However, the group, mostly in its 20s and 30s, had become too big, not committed enough, and had never produced a board member. In the summer of 2013, City Harvest slashed Generation Harvest to 18 members from 45, while the amount they are expected to give or raise jumped to $5,000 a year from $1,500.
“We are trying to get a group of people who are dedicated to our mission,” said Ms. Stephens. “Now they are all really involved.”
Broadening the base is important to avoid burnout among existing members. For 30 years, Martha Glass has been involved in the Society of Memorial Sloan Kettering, a fundraising organization composed of women. In the early days, Ms. Glass said, there were fewer working women, and those interested in charity didn’t have so many options.
“Now I look around and realize I’m always depending on the same group of people,” said Ms. Glass, who is currently the society’s president. “People just don’t have the time.” Last month, it established the Society Circle, which Ms. Glass hopes will attract people in their 20s and 30s. They will be expected to give or raise between $500 and $5,000 a year.
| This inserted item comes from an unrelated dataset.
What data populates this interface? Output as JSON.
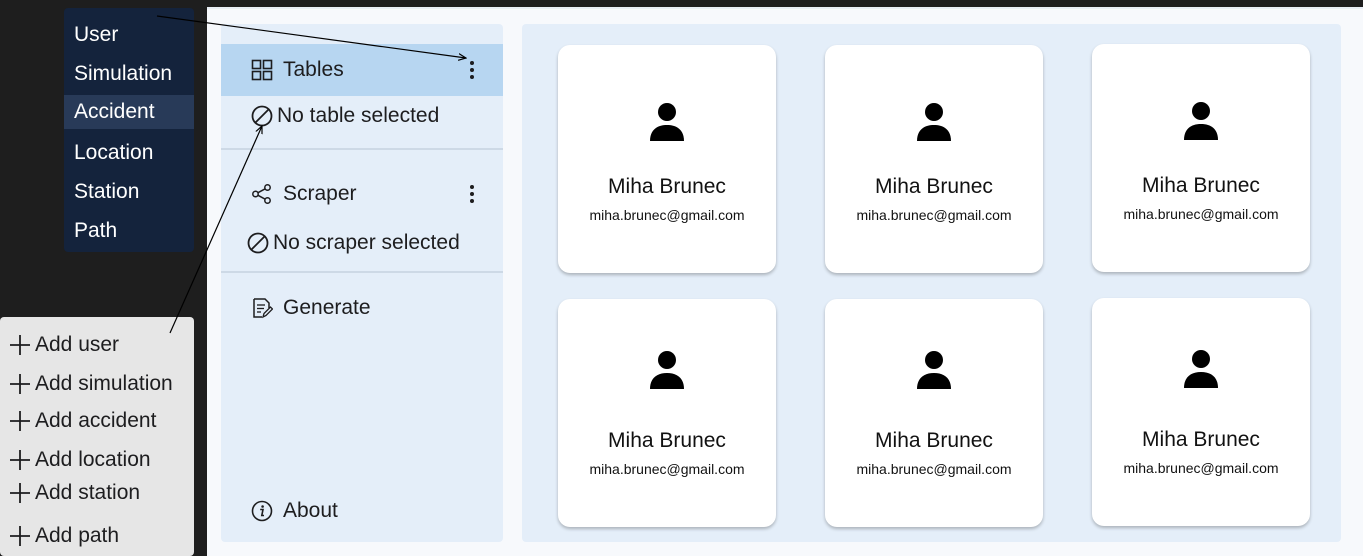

Current members must give more than $5,000.
Ms. Glass plans to start a social-media campaign to raise awareness of the new group and handed out fliers at a shopping fundraiser last month. “I need to start somewhere,” she said.
Pencil, which fosters relationships between businesses and public schools, is hoping to draw younger donors through new groups set up last summer. The first is the Young Professional Council, which targets people in their 20s, who are expected to donate only $5,000 a year. Another, the Executive Leadership Council, is designed to attract people in their 30s and requires members to give or get $25,000. Pencil’s board members are also required to come up with $25,000 annually, but that amount is expected to rise.
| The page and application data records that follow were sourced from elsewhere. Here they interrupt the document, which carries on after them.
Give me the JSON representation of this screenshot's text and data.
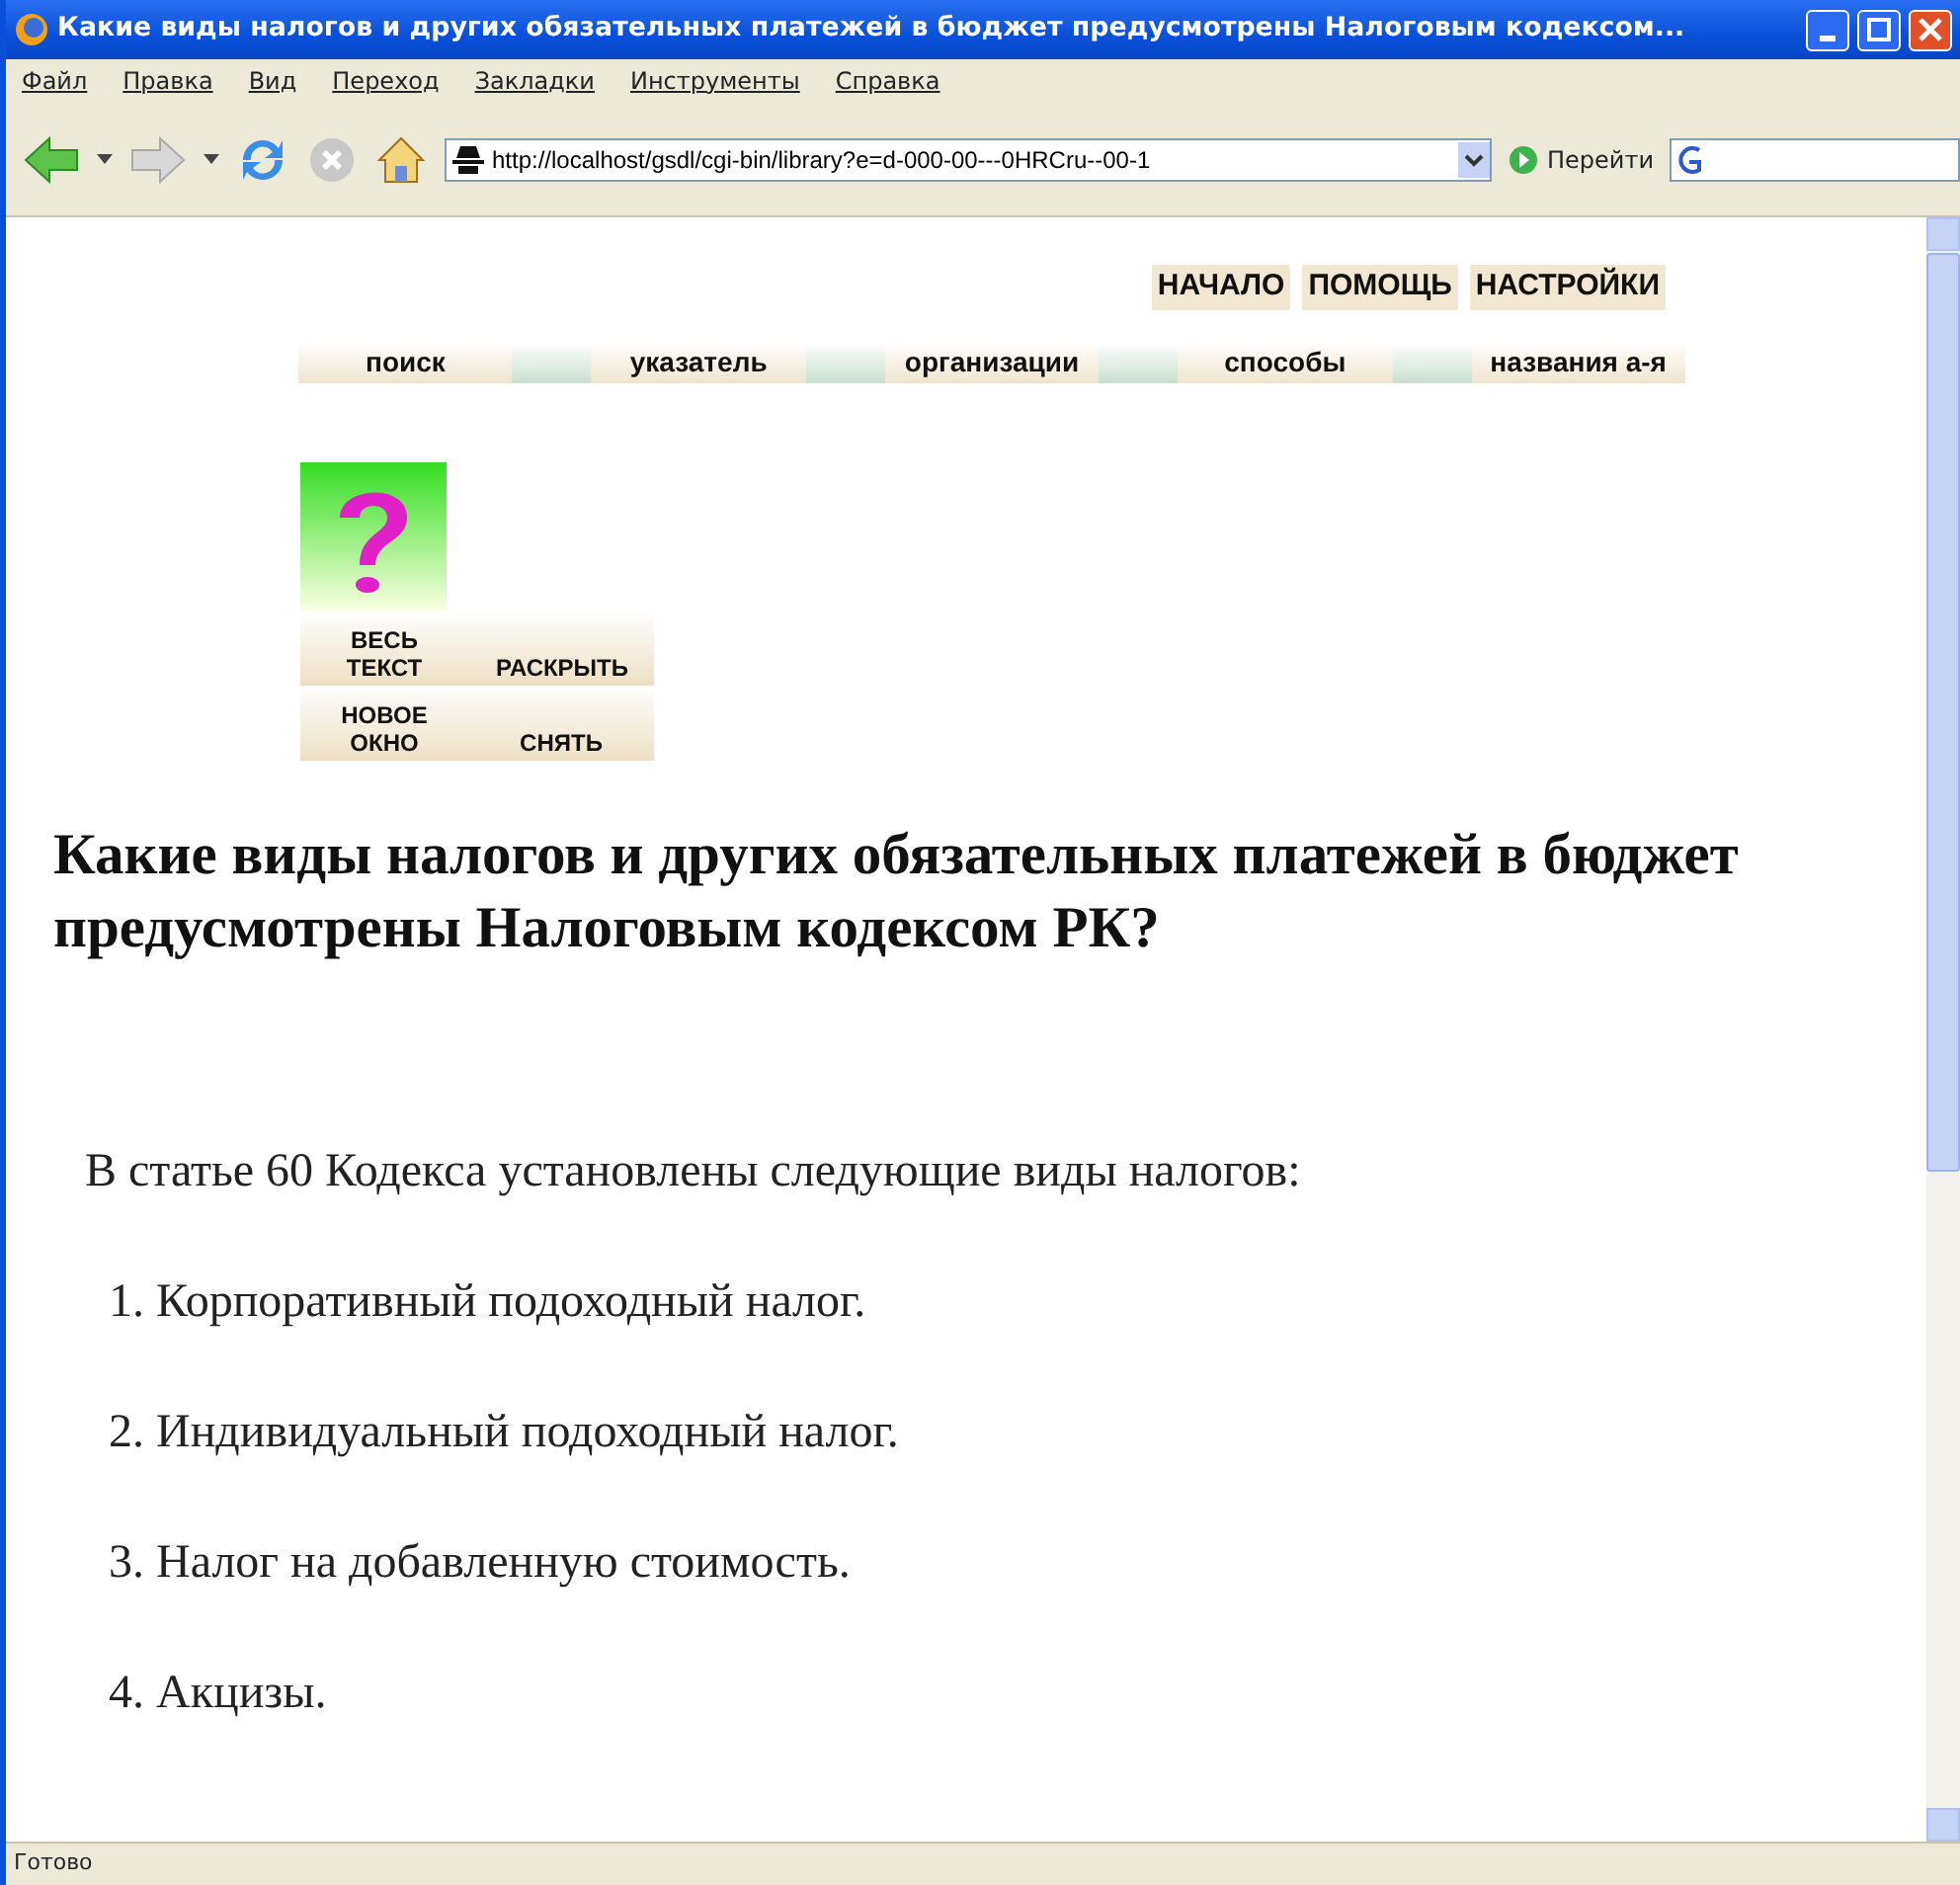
{
  "window": {
    "title": "Какие виды налогов и других обязательных платежей в бюджет предусмотрены Налоговым кодексом..."
  },
  "menu": [
    "Файл",
    "Правка",
    "Вид",
    "Переход",
    "Закладки",
    "Инструменты",
    "Справка"
  ],
  "toolbar": {
    "address": "http://localhost/gsdl/cgi-bin/library?e=d-000-00---0HRCru--00-1",
    "go_label": "Перейти"
  },
  "top_links": [
    "НАЧАЛО",
    "ПОМОЩЬ",
    "НАСТРОЙКИ"
  ],
  "nav_tabs": [
    "поиск",
    "указатель",
    "организации",
    "способы",
    "названия а-я"
  ],
  "doc_buttons": [
    [
      "ВЕСЬ ТЕКСТ",
      "РАСКРЫТЬ"
    ],
    [
      "НОВОЕ ОКНО",
      "СНЯТЬ"
    ]
  ],
  "heading": "Какие виды налогов и других обязательных платежей в бюджет предусмотрены Налоговым кодексом РК?",
  "paragraphs": [
    "В статье 60 Кодекса установлены следующие виды налогов:",
    "1. Корпоративный подоходный налог.",
    "2. Индивидуальный подоходный налог.",
    "3. Налог на добавленную стоимость.",
    "4. Акцизы."
  ],
  "status_bar": "Готово"
}
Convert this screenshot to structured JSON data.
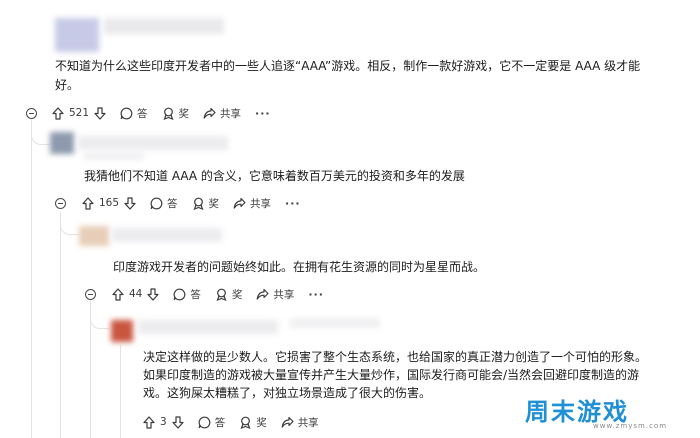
{
  "comments": [
    {
      "text_line1": "不知道为什么这些印度开发者中的一些人追逐“AAA”游戏。相反，制作一款好游戏，它不一定要是 AAA 级才能",
      "text_line2": "好。",
      "votes": "521",
      "reply_label": "答",
      "award_label": "奖",
      "share_label": "共享",
      "more_label": "···"
    },
    {
      "text_line1": "我猜他们不知道 AAA 的含义，它意味着数百万美元的投资和多年的发展",
      "votes": "165",
      "reply_label": "答",
      "award_label": "奖",
      "share_label": "共享",
      "more_label": "···"
    },
    {
      "text_line1": "印度游戏开发者的问题始终如此。在拥有花生资源的同时为星星而战。",
      "votes": "44",
      "reply_label": "答",
      "award_label": "奖",
      "share_label": "共享",
      "more_label": "···"
    },
    {
      "text_line1": "决定这样做的是少数人。它损害了整个生态系统，也给国家的真正潜力创造了一个可怕的形象。",
      "text_line2": "如果印度制造的游戏被大量宣传并产生大量炒作，国际发行商可能会/当然会回避印度制造的游",
      "text_line3": "戏。这狗屎太糟糕了，对独立场景造成了很大的伤害。",
      "votes": "3",
      "reply_label": "答",
      "award_label": "奖",
      "share_label": "共享"
    }
  ],
  "watermark": {
    "main": "周末游戏",
    "sub": "www.zmysm.com"
  },
  "colors": {
    "text": "#1c1c1c",
    "meta": "#3b3b3b",
    "thread": "#e3e3e3",
    "watermark": "#1f8fd6"
  }
}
“We want to work with a variety of people to benefit our family,” said David Weiner, president of Pencil, which has a budget of $4 million.
Pencil is fortunate that it has found some young tech executives who are willing to donate their time and money. In October 2013, tech-education firm 2U’s co-founder Jeremy Johnson joined Pencil’s board. Mr. Johnson said he was intrigued by its mission.
“Education is an issue that is near and dear to my heart,” said the 30-year-old. Mr. Johnson said he wasn’t actively looking to be on a board when he heard about Pencil, but then welcomed the idea. “I wanted to do something I enjoy and something where I added value,” he said.
Mr. Johnson said he has been approached by a few other nonprofits but doesn’t have much spare time because he just started another company. “You have to be realistic about what you can do,” he said.
Nonprofits with some stars on their boards may find it easier to attract young people. Troy Dixon joined the Apollo Theater board three years ago because he wanted to work with an organization dedicated to inner-city youth, and his parents grew up in Harlem. However, it didn’t hurt that the board is chaired by Richard Parsons, the former chairman of Citigroup who also led Time Warner.
“I get to see Dick and how he operates,” said the 43-year-old, who is chief executive of Hollis Park Partners, an investment firm he founded. “I’ve learned a lot.”
The Apollo has been bringing on other younger board members, such as music star Pharrell Williams, who joined a few months ago. And even though Mr. Dixon doesn’t have his colleagues’ fame, he receives three to four overtures a month from other boards. He is already on the board of Boys Hope Girls Hope in Brooklyn, and with three young children to raise, Mr. Dixon doesn’t see how he could fit another board into his schedule. “I want to go deep, not wide,” he said.
To read the original article, please click here